- _TASK BRIEF_
Set down the data below in full and exactly, minus the pictures.

- _EXERCISE INPUTS_
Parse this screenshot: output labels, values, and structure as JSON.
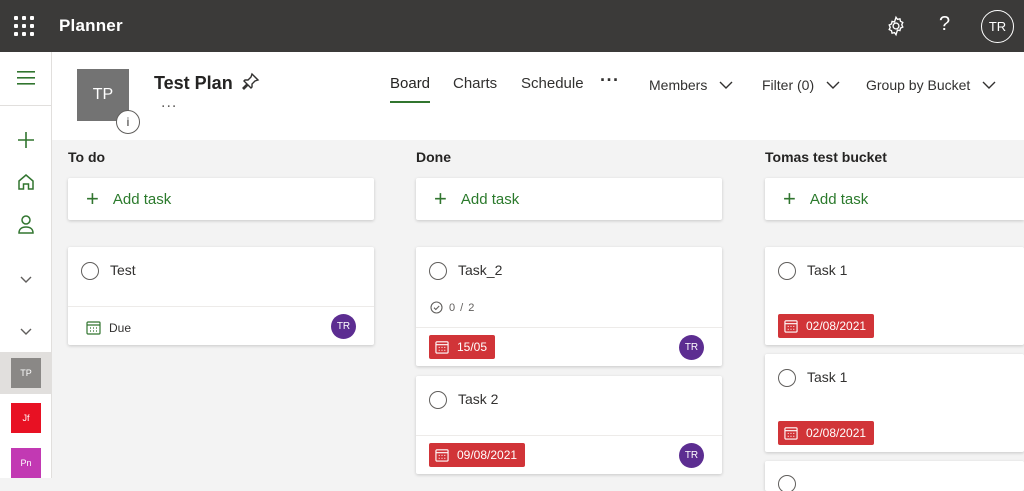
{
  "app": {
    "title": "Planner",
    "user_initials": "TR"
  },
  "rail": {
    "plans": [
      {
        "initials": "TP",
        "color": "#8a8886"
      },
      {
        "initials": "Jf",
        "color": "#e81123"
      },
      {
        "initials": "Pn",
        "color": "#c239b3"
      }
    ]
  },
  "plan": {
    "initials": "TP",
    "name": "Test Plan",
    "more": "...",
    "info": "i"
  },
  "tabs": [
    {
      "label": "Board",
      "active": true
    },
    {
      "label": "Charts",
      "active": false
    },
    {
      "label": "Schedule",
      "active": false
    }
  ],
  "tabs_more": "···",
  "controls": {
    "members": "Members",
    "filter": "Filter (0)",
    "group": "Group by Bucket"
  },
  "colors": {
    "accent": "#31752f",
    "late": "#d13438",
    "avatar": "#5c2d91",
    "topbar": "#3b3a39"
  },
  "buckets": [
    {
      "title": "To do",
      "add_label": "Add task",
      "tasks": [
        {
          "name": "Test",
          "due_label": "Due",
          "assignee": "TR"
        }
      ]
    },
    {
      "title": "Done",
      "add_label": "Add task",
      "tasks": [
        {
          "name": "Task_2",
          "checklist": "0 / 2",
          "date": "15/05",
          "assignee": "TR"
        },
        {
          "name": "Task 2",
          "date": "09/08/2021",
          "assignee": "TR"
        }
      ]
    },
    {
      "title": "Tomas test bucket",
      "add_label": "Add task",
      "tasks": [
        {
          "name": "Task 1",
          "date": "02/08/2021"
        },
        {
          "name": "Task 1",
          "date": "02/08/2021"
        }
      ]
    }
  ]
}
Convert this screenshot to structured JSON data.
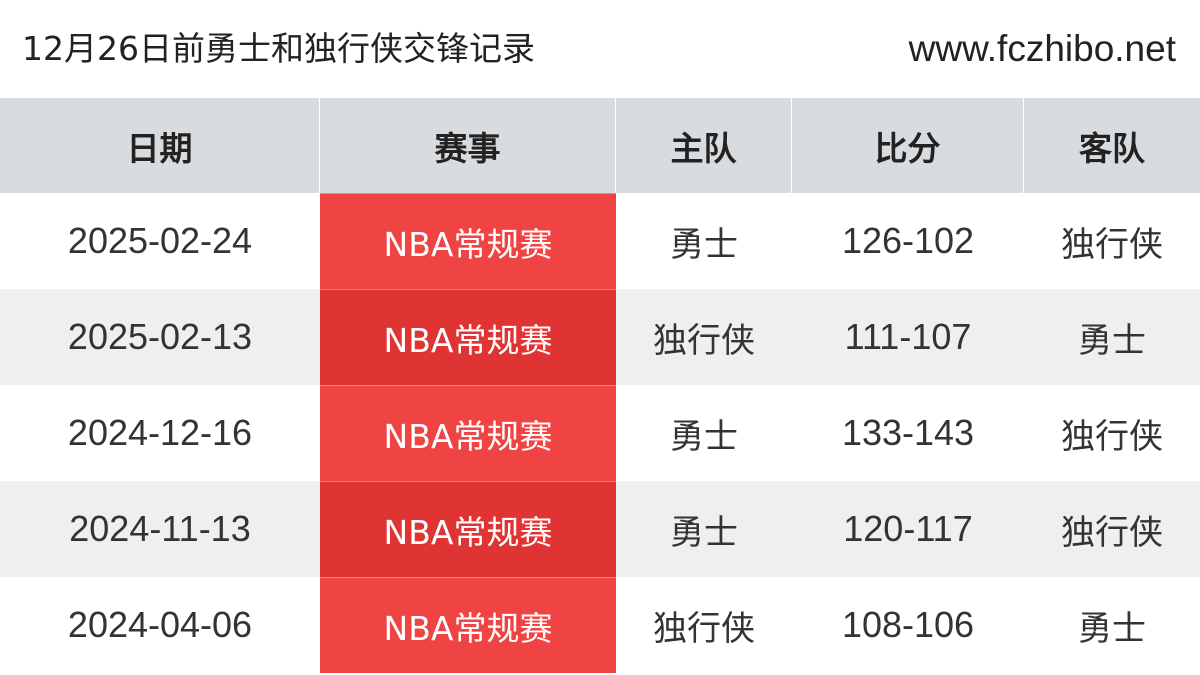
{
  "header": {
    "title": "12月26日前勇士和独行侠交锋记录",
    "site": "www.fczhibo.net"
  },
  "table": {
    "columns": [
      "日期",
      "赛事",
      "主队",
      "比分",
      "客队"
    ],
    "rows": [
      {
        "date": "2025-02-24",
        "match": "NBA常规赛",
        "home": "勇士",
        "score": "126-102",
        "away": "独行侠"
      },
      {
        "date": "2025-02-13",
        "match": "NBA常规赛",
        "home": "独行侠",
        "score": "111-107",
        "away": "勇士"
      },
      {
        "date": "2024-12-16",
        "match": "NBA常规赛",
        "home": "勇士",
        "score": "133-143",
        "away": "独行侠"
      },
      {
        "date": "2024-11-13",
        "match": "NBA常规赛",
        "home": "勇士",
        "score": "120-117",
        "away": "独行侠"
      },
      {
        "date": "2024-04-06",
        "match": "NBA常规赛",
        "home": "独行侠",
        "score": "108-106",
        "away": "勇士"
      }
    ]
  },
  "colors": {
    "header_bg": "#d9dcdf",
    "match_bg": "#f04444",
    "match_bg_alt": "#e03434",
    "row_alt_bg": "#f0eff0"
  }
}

- _EXERCISE ANSWER_
Parse this screenshot: output labels, values, and structure as JSON.
{
  "app": {
    "title": "Planner",
    "user_initials": "TR"
  },
  "rail": {
    "plans": [
      {
        "initials": "TP",
        "color": "#8a8886"
      },
      {
        "initials": "Jf",
        "color": "#e81123"
      },
      {
        "initials": "Pn",
        "color": "#c239b3"
      }
    ]
  },
  "plan": {
    "initials": "TP",
    "name": "Test Plan",
    "more": "...",
    "info": "i"
  },
  "tabs": [
    {
      "label": "Board",
      "active": true
    },
    {
      "label": "Charts",
      "active": false
    },
    {
      "label": "Schedule",
      "active": false
    }
  ],
  "tabs_more": "···",
  "controls": {
    "members": "Members",
    "filter": "Filter (0)",
    "group": "Group by Bucket"
  },
  "colors": {
    "accent": "#31752f",
    "late": "#d13438",
    "avatar": "#5c2d91",
    "topbar": "#3b3a39"
  },
  "buckets": [
    {
      "title": "To do",
      "add_label": "Add task",
      "tasks": [
        {
          "name": "Test",
          "due_label": "Due",
          "assignee": "TR"
        }
      ]
    },
    {
      "title": "Done",
      "add_label": "Add task",
      "tasks": [
        {
          "name": "Task_2",
          "checklist": "0 / 2",
          "date": "15/05",
          "assignee": "TR"
        },
        {
          "name": "Task 2",
          "date": "09/08/2021",
          "assignee": "TR"
        }
      ]
    },
    {
      "title": "Tomas test bucket",
      "add_label": "Add task",
      "tasks": [
        {
          "name": "Task 1",
          "date": "02/08/2021"
        },
        {
          "name": "Task 1",
          "date": "02/08/2021"
        }
      ]
    }
  ]
}
Convert this screenshot to structured JSON data.
{
  "header": {
    "title": "12月26日前勇士和独行侠交锋记录",
    "site": "www.fczhibo.net"
  },
  "table": {
    "columns": [
      "日期",
      "赛事",
      "主队",
      "比分",
      "客队"
    ],
    "rows": [
      {
        "date": "2025-02-24",
        "match": "NBA常规赛",
        "home": "勇士",
        "score": "126-102",
        "away": "独行侠"
      },
      {
        "date": "2025-02-13",
        "match": "NBA常规赛",
        "home": "独行侠",
        "score": "111-107",
        "away": "勇士"
      },
      {
        "date": "2024-12-16",
        "match": "NBA常规赛",
        "home": "勇士",
        "score": "133-143",
        "away": "独行侠"
      },
      {
        "date": "2024-11-13",
        "match": "NBA常规赛",
        "home": "勇士",
        "score": "120-117",
        "away": "独行侠"
      },
      {
        "date": "2024-04-06",
        "match": "NBA常规赛",
        "home": "独行侠",
        "score": "108-106",
        "away": "勇士"
      }
    ]
  },
  "colors": {
    "header_bg": "#d9dcdf",
    "match_bg": "#f04444",
    "match_bg_alt": "#e03434",
    "row_alt_bg": "#f0eff0"
  }
}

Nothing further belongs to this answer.